    All children up to 18 years of age are eligible to receive a free packed breakfast/lunch meal at the sites listed. Children do not need to be enrolled in that school district to receive meals, but they do need to be present. Meals are "grab and go"—Students will not stay onsite to eat.

  • Food Support Resources for Seattle and King County: list of available food resources on the Mayor of Seattle website.

  • Expedited Basic Food Program (SNAP): U.S. citizens, legal immigrants and the U.S. citizen children of non-citizens may be eligible if they are a Washington State resident and meet citizenship and income requirements. With SNAP you can buy fresh food and vegetables, snack foods, non-alcoholic beverages and dairy products with the use of an Electronic Benefit Transfer (EBT) card.
  • Washington 2-1-1: Free meals and food pantries information, call 2-1-1.
  • CARES Act Food Security Assistance Program Grant Awardees
    Public Health – Seattle & King County received $4.83 million through the federal Coronavirus Aid, Relief, and Economic Security Act (CARES) to support food security efforts in King County in response to the economic fallout from the COVID-19 pandemic. This funding is intended to support Black and Indigenous communities, Communities of Color, low-income communities, Immigrant and Refugee Communities, and communities that have been unable to access other forms of government aid due to structural or institutional barriers, including fear of deportation or those experiencing gender-based violence in King County (outside of Seattle). Learn more about the grant awardees and their work.
  • Expediated Basic Food Program (SNAP): May be eligible to apply for their Basic Food benefit application to be processed immediately.
  • Community Living Connections: Home-delivered meals (e.g. Meals on Wheels) for individuals age 60+ who are unable to leave their homes, call 1-844-348-5464 (toll-free).

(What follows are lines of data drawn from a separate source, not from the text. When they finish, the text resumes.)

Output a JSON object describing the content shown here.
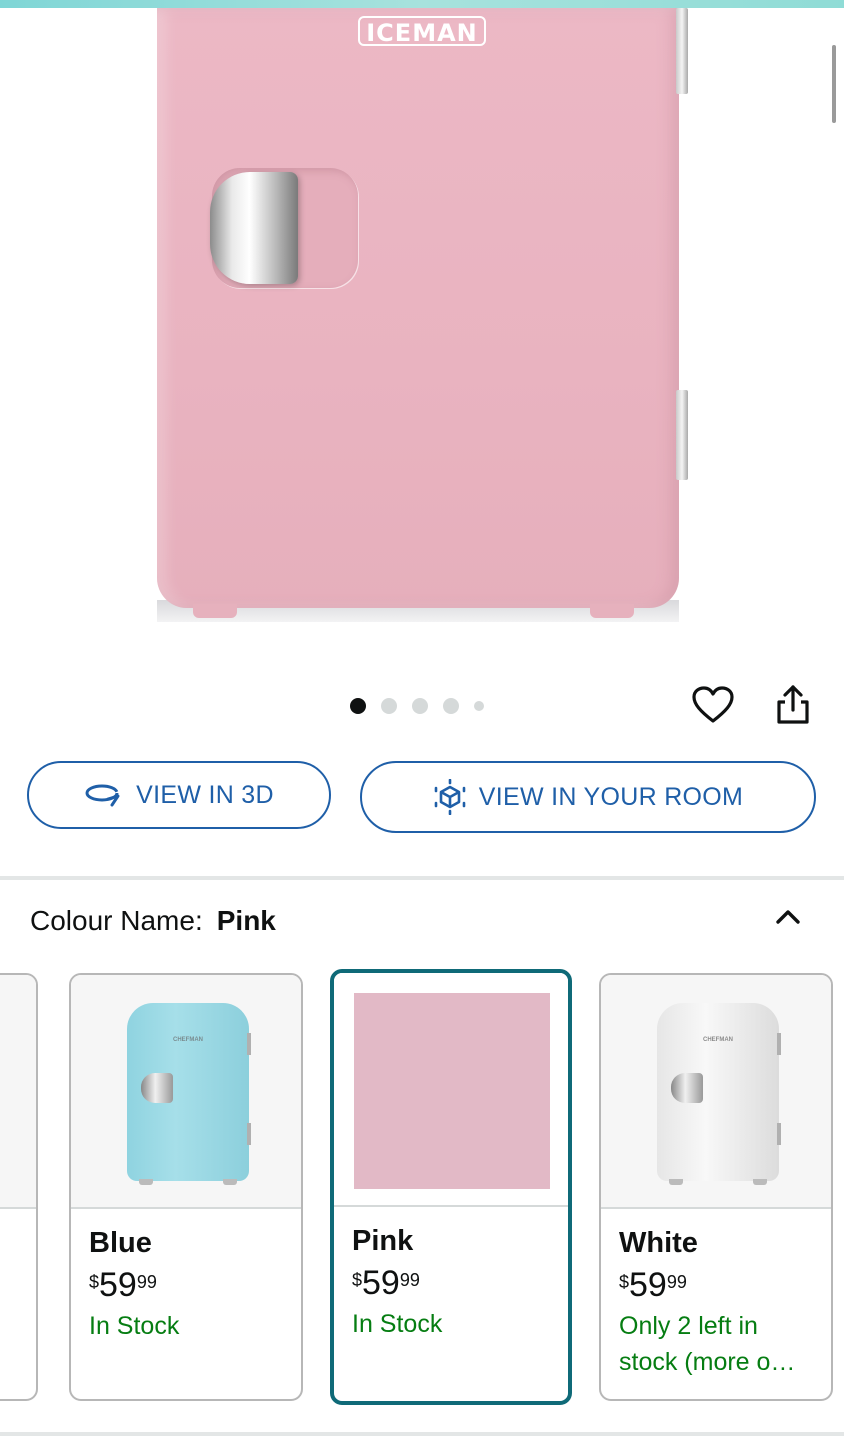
{
  "hero": {
    "brand_logo": "ICEMAN",
    "carousel": {
      "total": 5,
      "active_index": 0
    }
  },
  "actions": {
    "favorite_icon": "heart-icon",
    "share_icon": "share-icon"
  },
  "view_buttons": {
    "view_3d": {
      "label": "VIEW IN 3D",
      "icon": "rotate-3d-icon"
    },
    "view_room": {
      "label": "VIEW IN YOUR ROOM",
      "icon": "ar-cube-icon"
    }
  },
  "colour": {
    "label": "Colour Name:",
    "selected": "Pink",
    "toggle_icon": "chevron-up-icon",
    "options": [
      {
        "name": "Blue",
        "currency": "$",
        "whole": "59",
        "fraction": "99",
        "stock": "In Stock",
        "mini_logo": "CHEFMAN"
      },
      {
        "name": "Pink",
        "currency": "$",
        "whole": "59",
        "fraction": "99",
        "stock": "In Stock",
        "swatch_color": "#e2b9c6"
      },
      {
        "name": "White",
        "currency": "$",
        "whole": "59",
        "fraction": "99",
        "stock": "Only 2 left in stock (more o…",
        "mini_logo": "CHEFMAN"
      }
    ]
  },
  "colors": {
    "link_blue": "#1f5fa8",
    "selected_border": "#0f6a78",
    "stock_green": "#067d12",
    "fridge_pink": "#e9b3c0"
  }
}
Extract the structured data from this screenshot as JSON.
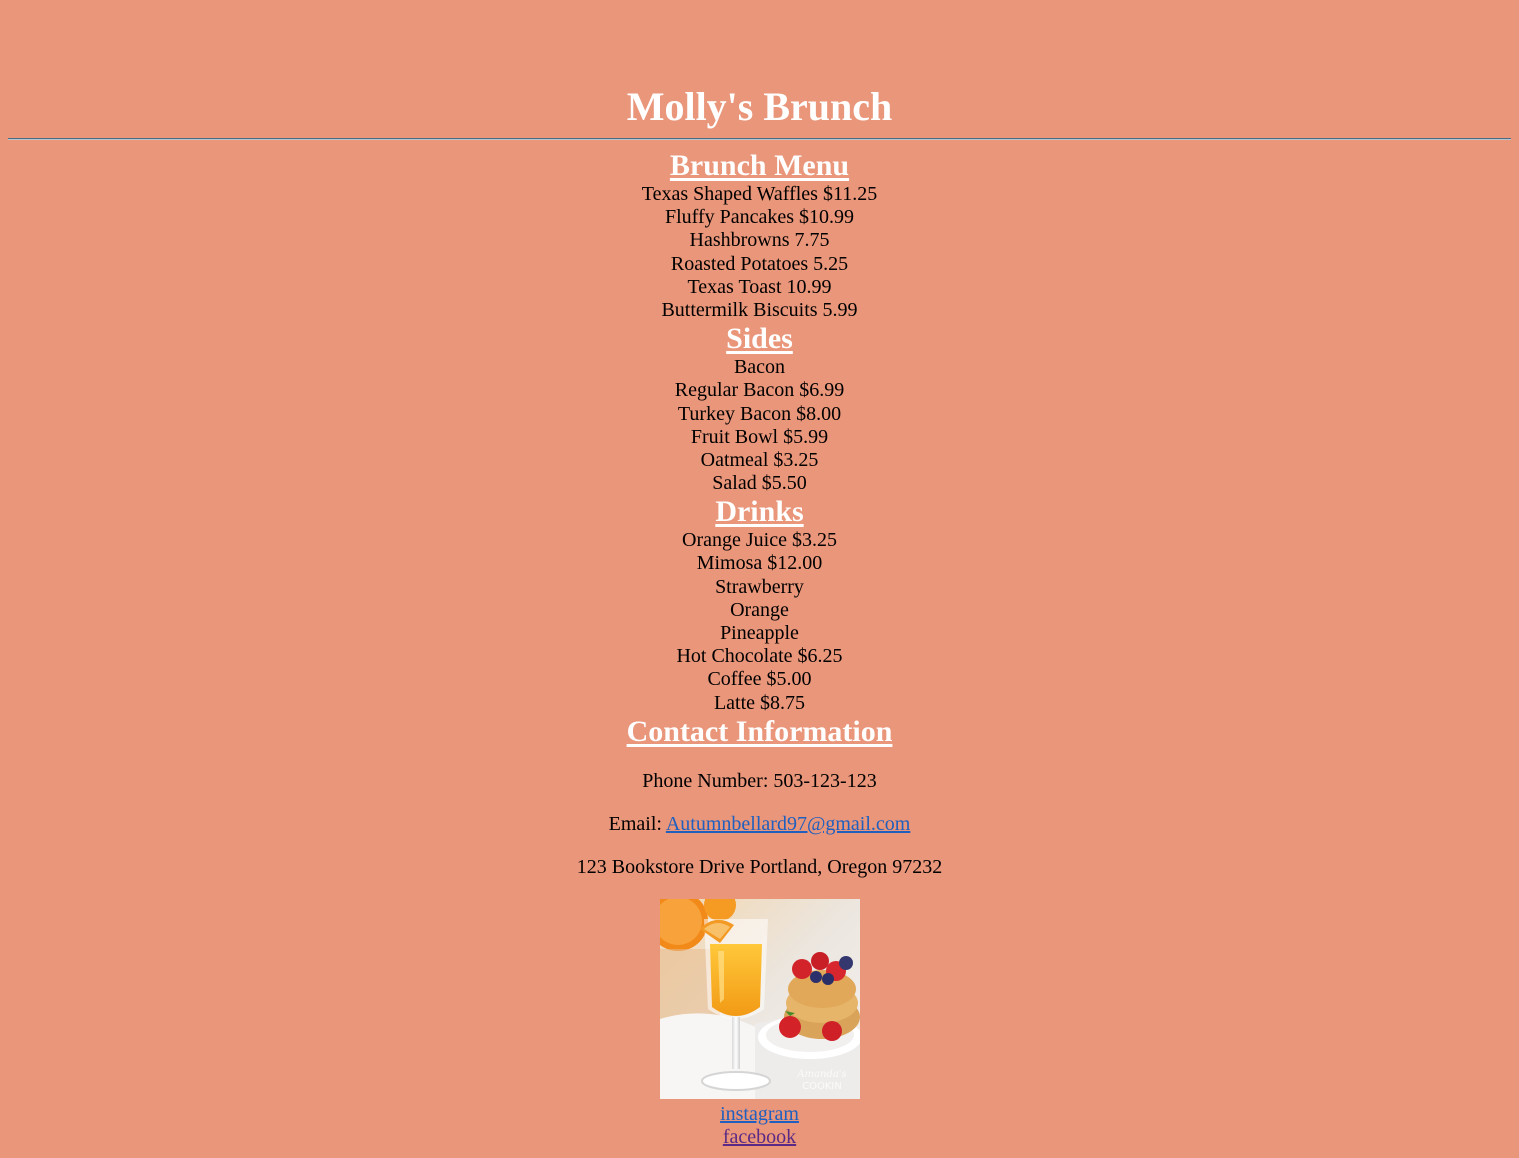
{
  "header": {
    "title": "Molly's Brunch"
  },
  "brunch_menu": {
    "heading": "Brunch Menu",
    "items": [
      "Texas Shaped Waffles $11.25",
      "Fluffy Pancakes $10.99",
      "Hashbrowns 7.75",
      "Roasted Potatoes 5.25",
      "Texas Toast 10.99",
      "Buttermilk Biscuits 5.99"
    ]
  },
  "sides": {
    "heading": "Sides",
    "items": [
      "Bacon",
      "Regular Bacon $6.99",
      "Turkey Bacon $8.00",
      "Fruit Bowl $5.99",
      "Oatmeal $3.25",
      "Salad $5.50"
    ]
  },
  "drinks": {
    "heading": "Drinks",
    "items": [
      "Orange Juice $3.25",
      "Mimosa $12.00",
      "Strawberry",
      "Orange",
      "Pineapple",
      "Hot Chocolate $6.25",
      "Coffee $5.00",
      "Latte $8.75"
    ]
  },
  "contact": {
    "heading": "Contact Information",
    "phone": "Phone Number: 503-123-123",
    "email_label": "Email: ",
    "email": "Autumnbellard97@gmail.com",
    "address": "123 Bookstore Drive Portland, Oregon 97232"
  },
  "photo": {
    "icon": "mimosa-waffle-photo",
    "watermark": "Amanda's COOKIN"
  },
  "social": {
    "instagram": "instagram",
    "facebook": "facebook"
  },
  "colors": {
    "background": "#e9967a",
    "heading": "#ffffff",
    "link": "#1f5fbf",
    "visited_link": "#5b2a86"
  }
}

  • Mutual Aid Solidarity Network offering grocery drop-offs at front doors, prioritizing persons who are sick, disabled, quarantined without pay, elderly, undocumented, queer, Black, Indigenous, and/or people of color. Request form on website.

  • Senior Shopping Hours: Seattle area grocery stores have established special shopping hours reserved for seniors and those with compromised immune systems. Visit these two trackers for details: national retails hours and west Seattle supermakets.
  • Women, Infants and Children Program (WIC)
    WIC is a supplemental food program for women who are pregnant or breastfeeding, infants and children. WIC also provides health screening, nutrition and health education, breastfeeding promotion and support, help getting other services and monthly benefits for nutritious foods.
    • Health screening
    • Nutrition and health education
    • Breastfeeding promotion and support
    • Help getting other services
    • Monthly benefits pay for nutritious foods
  • Basic Food Program (SNAP): Although non-citizens adults are not eligible for SNAPs, their US children may be eligible. Parents can apply for SNAP online OR call CHAP at 1-800-756-5437.

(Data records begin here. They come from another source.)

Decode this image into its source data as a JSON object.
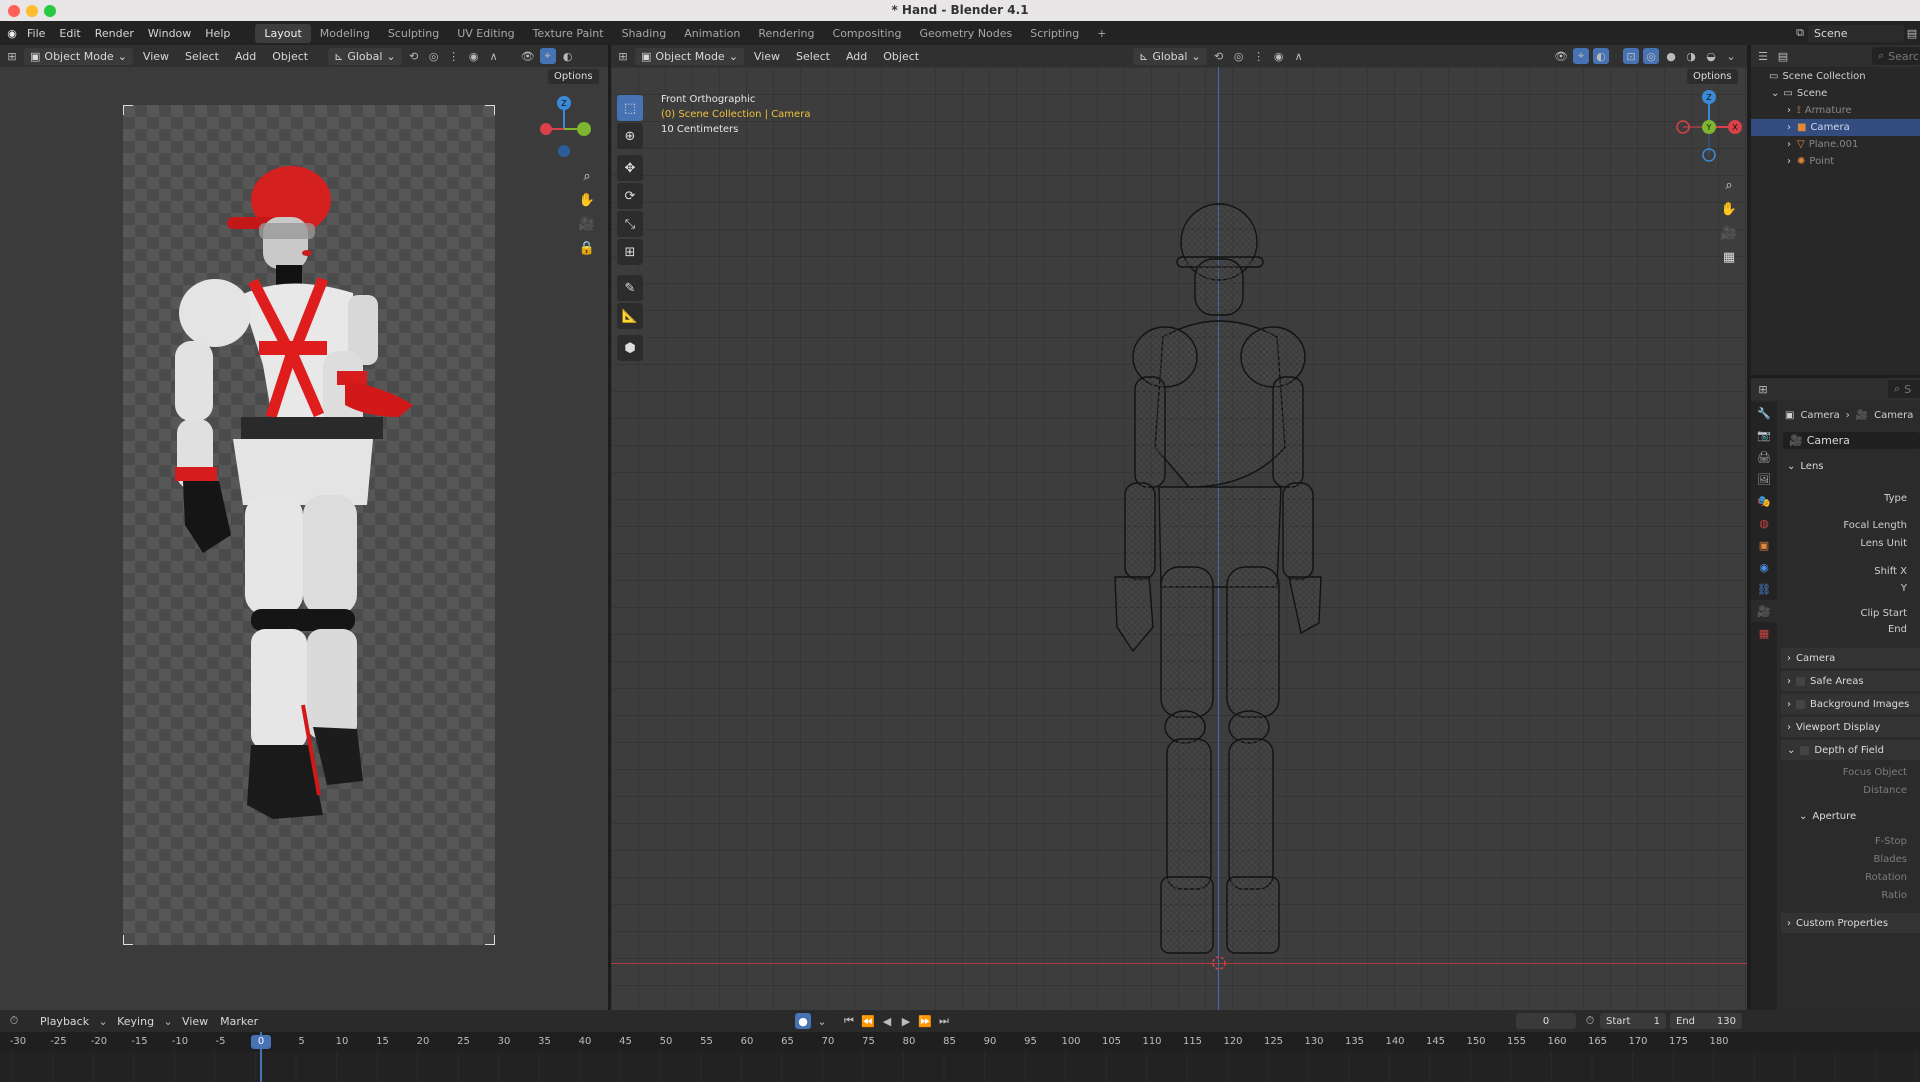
{
  "window": {
    "title": "* Hand - Blender 4.1"
  },
  "menubar": {
    "items": [
      "File",
      "Edit",
      "Render",
      "Window",
      "Help"
    ],
    "workspace_tabs": [
      "Layout",
      "Modeling",
      "Sculpting",
      "UV Editing",
      "Texture Paint",
      "Shading",
      "Animation",
      "Rendering",
      "Compositing",
      "Geometry Nodes",
      "Scripting"
    ],
    "active_tab": "Layout",
    "add_tab": "+",
    "scene_label": "Scene"
  },
  "viewport_left": {
    "mode": "Object Mode",
    "menus": [
      "View",
      "Select",
      "Add",
      "Object"
    ],
    "orientation": "Global",
    "options": "Options"
  },
  "viewport_right": {
    "mode": "Object Mode",
    "menus": [
      "View",
      "Select",
      "Add",
      "Object"
    ],
    "orientation": "Global",
    "options": "Options",
    "overlay_view": "Front Orthographic",
    "overlay_collection": "(0) Scene Collection | Camera",
    "overlay_scale": "10 Centimeters"
  },
  "gizmo": {
    "z": "Z",
    "y": "Y",
    "x": "X"
  },
  "outliner": {
    "search_placeholder": "Search",
    "root": "Scene Collection",
    "scene": "Scene",
    "items": [
      {
        "name": "Armature",
        "icon": "armature-icon",
        "color": "#e0893a"
      },
      {
        "name": "Camera",
        "icon": "camera-icon",
        "color": "#e0893a"
      },
      {
        "name": "Plane.001",
        "icon": "mesh-icon",
        "color": "#e0893a"
      },
      {
        "name": "Point",
        "icon": "light-icon",
        "color": "#e0893a"
      }
    ],
    "selected": "Camera"
  },
  "properties": {
    "search_placeholder": "Search",
    "breadcrumb": [
      "Camera",
      "Camera"
    ],
    "datablock": "Camera",
    "lens_panel": "Lens",
    "fields": {
      "type": "Type",
      "focal_length": "Focal Length",
      "lens_unit": "Lens Unit",
      "shift_x": "Shift X",
      "shift_y": "Y",
      "clip_start": "Clip Start",
      "clip_end": "End"
    },
    "panels": [
      "Camera",
      "Safe Areas",
      "Background Images",
      "Viewport Display",
      "Depth of Field"
    ],
    "dof_fields": {
      "focus_object": "Focus Object",
      "distance": "Distance"
    },
    "aperture_panel": "Aperture",
    "aperture_fields": [
      "F-Stop",
      "Blades",
      "Rotation",
      "Ratio"
    ],
    "custom_properties": "Custom Properties"
  },
  "timeline": {
    "menus": [
      "Playback",
      "Keying",
      "View",
      "Marker"
    ],
    "current_frame": "0",
    "start_label": "Start",
    "start_value": "1",
    "end_label": "End",
    "end_value": "130",
    "ticks": [
      "-30",
      "-25",
      "-20",
      "-15",
      "-10",
      "-5",
      "0",
      "5",
      "10",
      "15",
      "20",
      "25",
      "30",
      "35",
      "40",
      "45",
      "50",
      "55",
      "60",
      "65",
      "70",
      "75",
      "80",
      "85",
      "90",
      "95",
      "100",
      "105",
      "110",
      "115",
      "120",
      "125",
      "130",
      "135",
      "140",
      "145",
      "150",
      "155",
      "160",
      "165",
      "170",
      "175",
      "180"
    ]
  },
  "colors": {
    "accent": "#4772b3",
    "x_axis": "#d9404a",
    "y_axis": "#7fb530",
    "z_axis": "#3b8ad8",
    "selection": "#334d80",
    "active_text": "#f0c23a"
  }
}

  • Many food banks do not require identification or proof of citizenship. See food pick-up and delivery resources above.
  • Washington State is working to ensure that food security systems remain in place to meet the nutritional needs of everyone including children, seniors and people with low income.

  • The federal Dept. of Food and Nutrition Service has also lifted many restrictions that may have disqualified some applicants from receiving food benefits in the past.